What you should do
Wherever "icon" occurs in the entries, copy the line that holds it.

Records shown

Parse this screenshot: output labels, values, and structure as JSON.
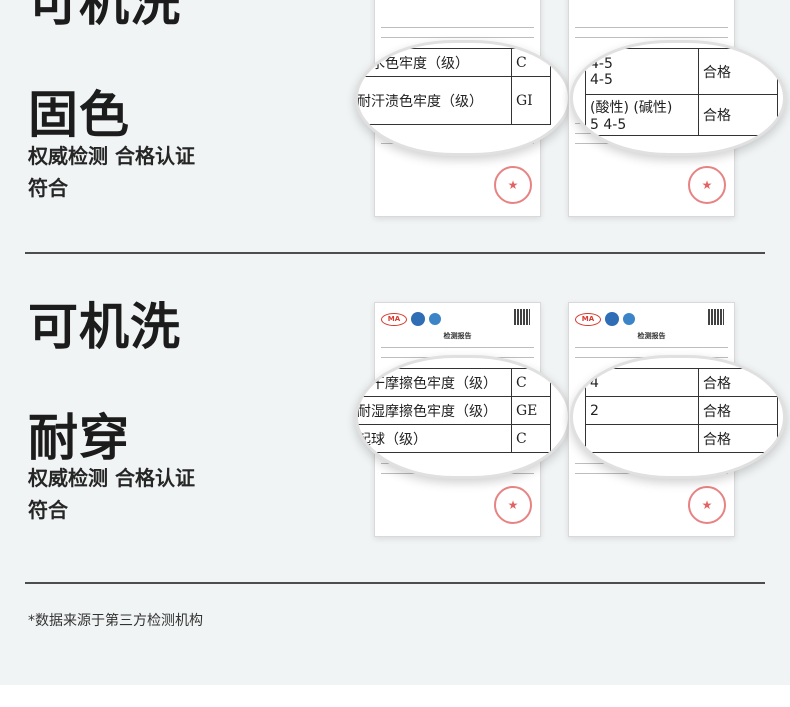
{
  "section_top": {
    "title_partial": "可机洗",
    "title": "固色",
    "subtitle": "权威检测 合格认证\n符合",
    "left_bubble_rows": [
      {
        "label": "耐水色牢度（级）",
        "code": "C"
      },
      {
        "label": "耐汗渍色牢度（级）",
        "code": "GI"
      }
    ],
    "right_bubble_rows": [
      {
        "value": "4-5\n4-5",
        "result": "合格"
      },
      {
        "value": "(酸性) (碱性)\n5    4-5",
        "result": "合格"
      }
    ]
  },
  "section_bottom": {
    "title": "可机洗",
    "title2": "耐穿",
    "subtitle": "权威检测 合格认证\n符合",
    "left_bubble_rows": [
      {
        "label": "耐干摩擦色牢度（级）",
        "code": "C"
      },
      {
        "label": "耐湿摩擦色牢度（级）",
        "code": "GE"
      },
      {
        "label": "起球（级）",
        "code": "C"
      }
    ],
    "right_bubble_rows": [
      {
        "value": "4",
        "result": "合格"
      },
      {
        "value": "2",
        "result": "合格"
      },
      {
        "value": "",
        "result": "合格"
      }
    ],
    "report_title": "检测报告"
  },
  "footnote": "*数据来源于第三方检测机构",
  "colors": {
    "background": "#f1f4f5",
    "divider": "#4d4d4d",
    "stamp": "#d93030"
  }
}
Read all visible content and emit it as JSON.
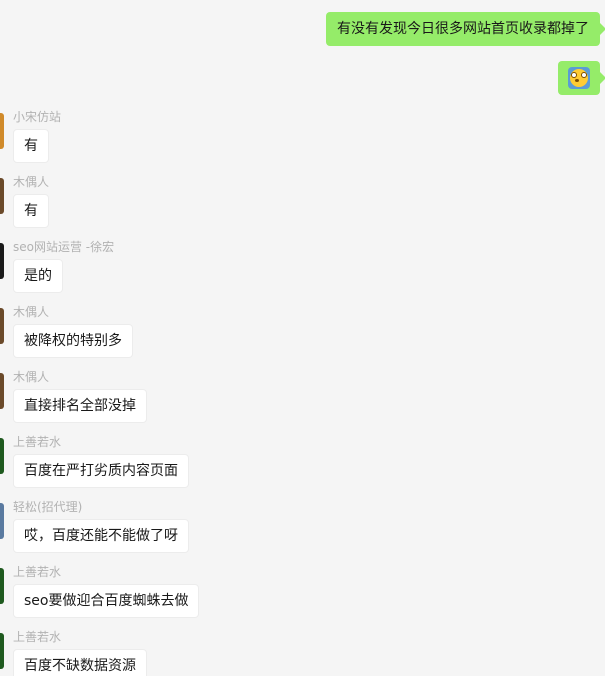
{
  "outgoing": [
    {
      "text": "有没有发现今日很多网站首页收录都掉了"
    },
    {
      "emoji": "flushed-face-emoji"
    }
  ],
  "messages": [
    {
      "sender": "小宋仿站",
      "text": "有",
      "avatar_color": "#d08a2a"
    },
    {
      "sender": "木偶人",
      "text": "有",
      "avatar_color": "#6b4a2a"
    },
    {
      "sender": "seo网站运营 -徐宏",
      "text": "是的",
      "avatar_color": "#1a1a1a"
    },
    {
      "sender": "木偶人",
      "text": "被降权的特别多",
      "avatar_color": "#6b4a2a"
    },
    {
      "sender": "木偶人",
      "text": "直接排名全部没掉",
      "avatar_color": "#6b4a2a"
    },
    {
      "sender": "上善若水",
      "text": "百度在严打劣质内容页面",
      "avatar_color": "#1f5a1f"
    },
    {
      "sender": "轻松(招代理)",
      "text": "哎，百度还能不能做了呀",
      "avatar_color": "#5a7aa0"
    },
    {
      "sender": "上善若水",
      "text": "seo要做迎合百度蜘蛛去做",
      "avatar_color": "#1f5a1f"
    },
    {
      "sender": "上善若水",
      "text": "百度不缺数据资源",
      "avatar_color": "#1f5a1f"
    }
  ]
}
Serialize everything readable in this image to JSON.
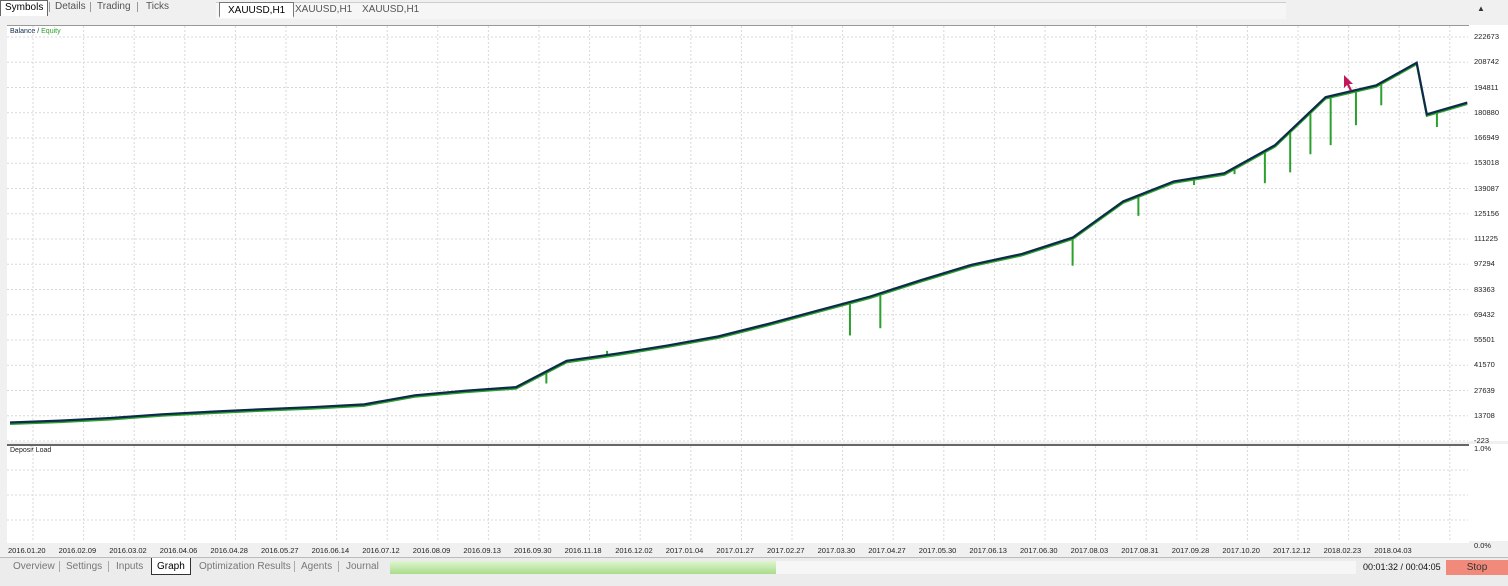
{
  "top_tabs": [
    "Symbols",
    "Details",
    "Trading",
    "Ticks"
  ],
  "symbol_tabs": [
    "XAUUSD,H1",
    "XAUUSD,H1",
    "XAUUSD,H1"
  ],
  "legend": {
    "balance": "Balance",
    "separator": " / ",
    "equity": "Equity"
  },
  "lower_panel_label": "Deposit Load",
  "lower_axis": {
    "top": "1.0%",
    "bottom": "0.0%"
  },
  "bottom_tabs": [
    "Overview",
    "Settings",
    "Inputs",
    "Graph",
    "Optimization Results",
    "Agents",
    "Journal"
  ],
  "active_bottom_tab": "Graph",
  "timer": {
    "elapsed": "00:01:32",
    "separator": " / ",
    "total": "00:04:05"
  },
  "stop_label": "Stop",
  "colors": {
    "balance": "#0d2a4a",
    "equity": "#2ca02c",
    "grid": "#d8d8d8",
    "stop": "#f28a7c"
  },
  "progress": 0.4,
  "chart_data": {
    "type": "line",
    "title": "",
    "y_ticks": [
      222673,
      208742,
      194811,
      180880,
      166949,
      153018,
      139087,
      125156,
      111225,
      97294,
      83363,
      69432,
      55501,
      41570,
      27639,
      13708,
      -223
    ],
    "x_ticks": [
      "2016.01.20",
      "2016.02.09",
      "2016.03.02",
      "2016.04.06",
      "2016.04.28",
      "2016.05.27",
      "2016.06.14",
      "2016.07.12",
      "2016.08.09",
      "2016.09.13",
      "2016.09.30",
      "2016.11.18",
      "2016.12.02",
      "2017.01.04",
      "2017.01.27",
      "2017.02.27",
      "2017.03.30",
      "2017.04.27",
      "2017.05.30",
      "2017.06.13",
      "2017.06.30",
      "2017.08.03",
      "2017.08.31",
      "2017.09.28",
      "2017.10.20",
      "2017.12.12",
      "2018.02.23",
      "2018.04.03"
    ],
    "ylim": [
      -223,
      222673
    ],
    "series": [
      {
        "name": "Balance",
        "x": [
          0,
          1,
          2,
          3,
          4,
          5,
          6,
          7,
          8,
          9,
          10,
          11,
          12,
          13,
          14,
          15,
          16,
          17,
          18,
          19,
          20,
          21,
          22,
          23,
          24,
          25,
          26,
          27,
          27.8,
          28.0,
          28.8
        ],
        "values": [
          10000,
          11000,
          12500,
          14500,
          16000,
          17300,
          18500,
          20000,
          25000,
          27500,
          29500,
          44000,
          48000,
          52500,
          57500,
          64500,
          72000,
          79500,
          88500,
          97000,
          103000,
          112000,
          132000,
          143000,
          147500,
          163000,
          189500,
          196000,
          208500,
          180000,
          186500
        ]
      },
      {
        "name": "Equity",
        "drawdowns": [
          {
            "x": 21.0,
            "value": 96500
          },
          {
            "x": 22.3,
            "value": 124000
          },
          {
            "x": 23.4,
            "value": 141000
          },
          {
            "x": 24.2,
            "value": 147000
          },
          {
            "x": 24.8,
            "value": 142000
          },
          {
            "x": 25.3,
            "value": 148000
          },
          {
            "x": 25.7,
            "value": 158000
          },
          {
            "x": 26.1,
            "value": 163000
          },
          {
            "x": 26.6,
            "value": 174000
          },
          {
            "x": 27.1,
            "value": 185000
          },
          {
            "x": 28.2,
            "value": 173000
          },
          {
            "x": 16.6,
            "value": 58000
          },
          {
            "x": 11.8,
            "value": 49500
          },
          {
            "x": 10.6,
            "value": 31500
          },
          {
            "x": 17.2,
            "value": 62000
          }
        ]
      }
    ]
  }
}
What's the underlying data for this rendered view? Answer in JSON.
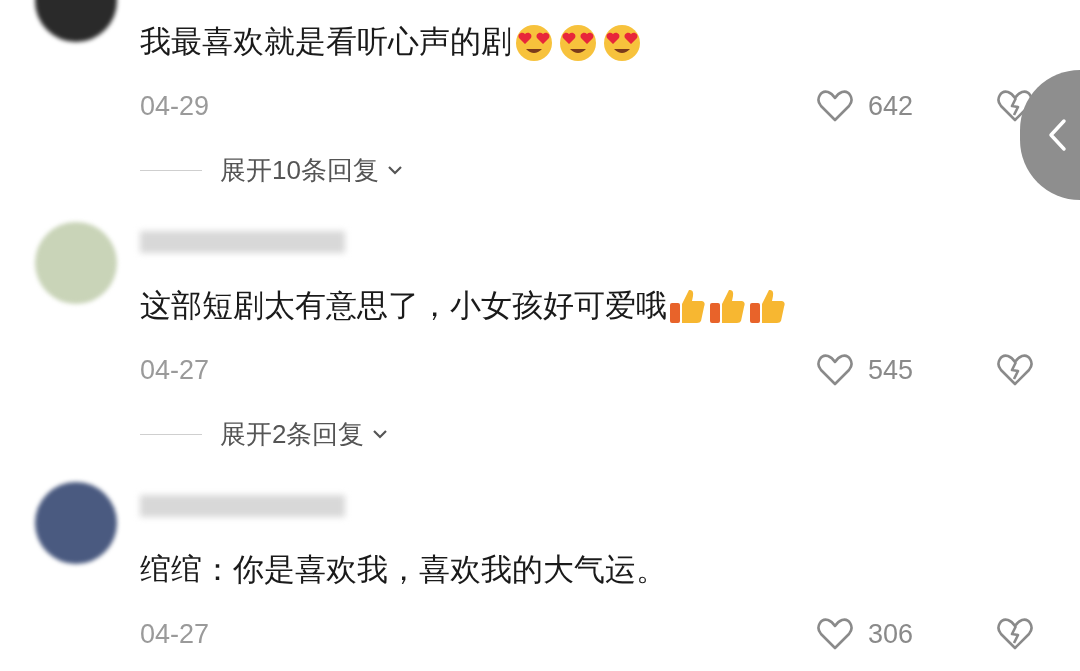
{
  "comments": [
    {
      "text": "我最喜欢就是看听心声的剧",
      "emojis": [
        {
          "kind": "heart-eyes"
        },
        {
          "kind": "heart-eyes"
        },
        {
          "kind": "heart-eyes"
        }
      ],
      "date": "04-29",
      "likes": "642",
      "replies": "展开10条回复"
    },
    {
      "username_blurred": true,
      "text": "这部短剧太有意思了，小女孩好可爱哦",
      "emojis": [
        {
          "kind": "thumbs-up"
        },
        {
          "kind": "thumbs-up"
        },
        {
          "kind": "thumbs-up"
        }
      ],
      "date": "04-27",
      "likes": "545",
      "replies": "展开2条回复"
    },
    {
      "username_blurred": true,
      "text": "绾绾：你是喜欢我，喜欢我的大气运。",
      "date": "04-27",
      "likes": "306"
    }
  ]
}
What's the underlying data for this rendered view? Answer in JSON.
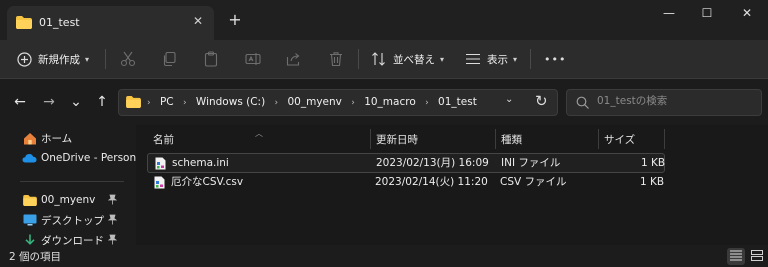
{
  "window": {
    "tab_title": "01_test",
    "tab_close": "✕",
    "new_tab": "+",
    "minimize": "—",
    "maximize": "☐",
    "close": "✕"
  },
  "toolbar": {
    "new_label": "新規作成",
    "sort_label": "並べ替え",
    "view_label": "表示",
    "more": "•••"
  },
  "nav": {
    "back": "←",
    "forward": "→",
    "recent": "⌄",
    "up": "↑",
    "breadcrumbs": [
      "PC",
      "Windows (C:)",
      "00_myenv",
      "10_macro",
      "01_test"
    ],
    "crumb_sep": "›",
    "search_placeholder": "01_testの検索"
  },
  "sidebar": {
    "items": [
      {
        "label": "ホーム",
        "icon": "home-icon"
      },
      {
        "label": "OneDrive - Person",
        "icon": "onedrive-icon"
      },
      {
        "label": "00_myenv",
        "icon": "folder-icon",
        "pinned": true
      },
      {
        "label": "デスクトップ",
        "icon": "desktop-icon",
        "pinned": true
      },
      {
        "label": "ダウンロード",
        "icon": "download-icon",
        "pinned": true
      }
    ],
    "pin_glyph": "📌"
  },
  "file_list": {
    "columns": [
      "名前",
      "更新日時",
      "種類",
      "サイズ"
    ],
    "rows": [
      {
        "name": "schema.ini",
        "modified": "2023/02/13(月) 16:09",
        "type": "INI ファイル",
        "size": "1 KB",
        "selected": true
      },
      {
        "name": "厄介なCSV.csv",
        "modified": "2023/02/14(火) 11:20",
        "type": "CSV ファイル",
        "size": "1 KB",
        "selected": false
      }
    ]
  },
  "status": {
    "item_count": "2 個の項目"
  },
  "colors": {
    "folder_yellow": "#f6c342",
    "accent": "#4cc2ff",
    "background": "#1c1c1c"
  }
}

Reply
        "icon": "home-icon"
        "icon": "onedrive-icon"
        "icon": "folder-icon",
        "icon": "desktop-icon",
        "icon": "download-icon",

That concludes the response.